Two great examples of mirrored operations are Locals and SubStack. Locals is designed to provide a secure home base for content developers. SubStack has become a trusted site for free-lance journalists and writers. Neither site provides the full feature elements of a well-developed web site, but they provide essential aspects of the owners’ business model.
Things move fast in the IT world. As of the time of this writing, the prolifewhistleblower.com web address is being redirected to the Texas Right to Life website. According to the TRTL spokesperson, the issue will be resolved in a couple of days when they reconstruct the website on an alternative provider platform. The domain is now listed under Epik, the same registrar that was used by Parler. But the website remains off-line. From what I read, TRTL has had more urgent matters to attend to such as bomb threats.
Another thing to consider is the fact that prolifewhistleblower.com is a highly vulnerable business model. As you can well imagine, the website was pounded with rogue activity, most particularly false tips. It is a bit ironic that all the machinations of GoDaddy would be unnecessary given that the website was not functioning as intended. It is quite likely that a highly controversial complaint system that is open to the world is simply unworkable. One suggestion would be a requirement that the whistleblower leave a small deposit that can be refunded once the case is validated. Content creators have been using this technique to cull out the pointless trolls that they would otherwise receive if anyone was allowed to comment on their work.
“Texas Bill Aimed at Big Tech Censorship Likely to Pass”, Breibart News, by Allum Bokhari, September 2, 2021
“BREAKING: GoDaddy deplatforms Texas Right to Life website that let people report violations of new Texas pro-life law”, Lifesite News, by Kennedy Hall, September 3, 2021
“The Invisible Hand,” EricN Publications, by Eric Niewoehner, January 26, 2021
“Disaster Recovery – the Repercussions of the De-Platforming of Parler,” EricN Publications, by Eric Niewoehner, February 18, 2021
“How America’s surveillance networks helped the FBI catch the Capitol mob,” Washington Post, by
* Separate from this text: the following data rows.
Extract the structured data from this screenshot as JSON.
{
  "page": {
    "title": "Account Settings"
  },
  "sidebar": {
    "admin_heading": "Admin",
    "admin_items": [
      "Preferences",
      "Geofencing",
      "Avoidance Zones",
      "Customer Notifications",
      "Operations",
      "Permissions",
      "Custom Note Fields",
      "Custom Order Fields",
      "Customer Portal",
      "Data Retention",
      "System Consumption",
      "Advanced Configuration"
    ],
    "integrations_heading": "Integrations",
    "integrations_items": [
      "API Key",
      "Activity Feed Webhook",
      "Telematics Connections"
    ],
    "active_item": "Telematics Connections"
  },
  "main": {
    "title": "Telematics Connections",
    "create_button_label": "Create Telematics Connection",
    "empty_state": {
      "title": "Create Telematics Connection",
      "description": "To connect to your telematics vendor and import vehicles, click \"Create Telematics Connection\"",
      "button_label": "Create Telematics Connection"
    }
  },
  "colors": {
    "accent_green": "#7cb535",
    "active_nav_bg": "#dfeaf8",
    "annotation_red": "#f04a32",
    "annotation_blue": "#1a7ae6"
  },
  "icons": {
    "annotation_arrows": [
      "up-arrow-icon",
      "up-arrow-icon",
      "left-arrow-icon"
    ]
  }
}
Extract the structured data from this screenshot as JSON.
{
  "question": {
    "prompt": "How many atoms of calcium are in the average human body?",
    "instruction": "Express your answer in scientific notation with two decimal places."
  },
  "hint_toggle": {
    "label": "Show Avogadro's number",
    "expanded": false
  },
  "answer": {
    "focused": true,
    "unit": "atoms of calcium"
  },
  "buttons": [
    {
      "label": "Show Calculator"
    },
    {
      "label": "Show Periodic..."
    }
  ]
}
Drew Harwell and Craig Timberg, April 2, 2021
“Texas Right to Life Receives Bomb Threat, Suspicious Package,” Breitbart News, by Dr. Susan Berry, September, 11, 2021
© Copyright 2021 to Eric Niewoehner.